A recent publication from CIBC Private Wealth Management, "Rethinking RRSPs for Business Owners," builds the case for a different approach to retirement savings. Written by Jamie Golombek, the publication concludes that, as a business owner, you'll be better off paying yourself dividends from your corporation to fund your lifestyle needs, and leaving the excess earnings in your company to grow for retirement. The other alternative, of course, is to pay yourself sufficient salary to maximize your RRSP contributions and save for retirement using your RRSP as the savings vehicle.

Take an example. Suppose you pay yourself $124,722 of salary out of your corporation, contribute the maximum $22,450 to your RRSP, and live off the rest of the after-tax income. In this case, you'll have about $72,000 after taxes to spend. Your RRSP will grow over time. At the end of 20 years, assume the RRSP is liquidated and you keep whatever is left over after tax. Call this Scenario A.

Now, compare this alternative to Scenario B, where you instead draw enough dividends from your corporation to provide you with that same $72,000 after taxes to spend, and you then leave the excess in your corporation to be invested. At the end of 20 years, assume that the portfolio in the company is liquidated and the funds are paid out of the corporation to you personally.

CIBC's figures show that you'd have more in your hands after taxes in Scenario B, and this is true regardless of the portfolio you choose to create in the RRSP or in the corporation (i.e. fully equity, balanced, or fully fixed income).

The reasons

So, why do the numbers work out this way? Three reasons. First, less tax will be paid overall if you allow the company to pay tax on its earnings and then pay dividends to yourself rather than salary. Second, the after-tax amount going into the investment account inside the corporation is higher than the amount being invested in the RRSP each year. Why? Because the personal tax on any salary paid out is more than the corporate tax paid on earnings kept inside the corporation (if we assume the earnings in the company are eligible for the small business deduction; this is generally the case on the first $500,000 of taxable income in the corporation).

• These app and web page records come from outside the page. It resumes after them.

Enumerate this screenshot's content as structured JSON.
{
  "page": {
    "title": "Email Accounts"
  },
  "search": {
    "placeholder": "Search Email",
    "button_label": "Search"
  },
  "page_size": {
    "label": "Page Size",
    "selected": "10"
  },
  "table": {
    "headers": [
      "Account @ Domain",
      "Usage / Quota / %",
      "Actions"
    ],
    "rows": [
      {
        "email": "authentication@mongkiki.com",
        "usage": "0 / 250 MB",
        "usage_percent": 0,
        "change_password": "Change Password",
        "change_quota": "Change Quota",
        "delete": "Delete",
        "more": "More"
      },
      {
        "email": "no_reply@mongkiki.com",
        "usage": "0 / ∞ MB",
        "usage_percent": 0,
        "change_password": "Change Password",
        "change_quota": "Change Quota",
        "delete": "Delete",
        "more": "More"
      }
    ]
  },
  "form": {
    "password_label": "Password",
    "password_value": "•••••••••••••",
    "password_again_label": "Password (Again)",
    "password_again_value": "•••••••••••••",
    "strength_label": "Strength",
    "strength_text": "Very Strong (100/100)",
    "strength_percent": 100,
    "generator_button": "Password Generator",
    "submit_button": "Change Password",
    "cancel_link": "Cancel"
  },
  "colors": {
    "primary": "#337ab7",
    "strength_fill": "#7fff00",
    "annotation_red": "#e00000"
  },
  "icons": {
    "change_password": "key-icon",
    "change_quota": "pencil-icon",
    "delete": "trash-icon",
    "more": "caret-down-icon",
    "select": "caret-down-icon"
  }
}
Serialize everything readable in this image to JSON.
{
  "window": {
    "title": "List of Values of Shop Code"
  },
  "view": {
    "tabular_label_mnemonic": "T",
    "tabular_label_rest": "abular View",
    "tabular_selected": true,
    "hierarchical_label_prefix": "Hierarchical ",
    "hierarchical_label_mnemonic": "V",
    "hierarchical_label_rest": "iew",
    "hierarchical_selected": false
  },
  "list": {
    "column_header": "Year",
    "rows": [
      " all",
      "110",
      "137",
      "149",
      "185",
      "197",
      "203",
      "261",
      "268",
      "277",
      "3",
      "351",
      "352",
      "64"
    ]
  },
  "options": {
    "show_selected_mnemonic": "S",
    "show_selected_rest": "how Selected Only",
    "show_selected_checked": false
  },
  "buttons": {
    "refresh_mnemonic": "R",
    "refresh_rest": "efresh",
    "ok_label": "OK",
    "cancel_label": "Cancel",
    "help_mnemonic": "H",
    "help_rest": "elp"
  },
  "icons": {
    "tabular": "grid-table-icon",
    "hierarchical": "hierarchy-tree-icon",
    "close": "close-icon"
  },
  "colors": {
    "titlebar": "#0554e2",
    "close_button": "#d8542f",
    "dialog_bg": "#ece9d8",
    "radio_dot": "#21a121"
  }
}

Finally, the portfolio inside the corporation is more tax efficient at the time of liquidation than the RRSP because you'll only face tax on capital gains at that time (RRSP withdrawals, on the other hand, are fully taxable as income).

There are other things to consider before making a final decision as to how you're going to save for retirement if you're a business owner. You'd be wise to visit a tax pro to talk it over.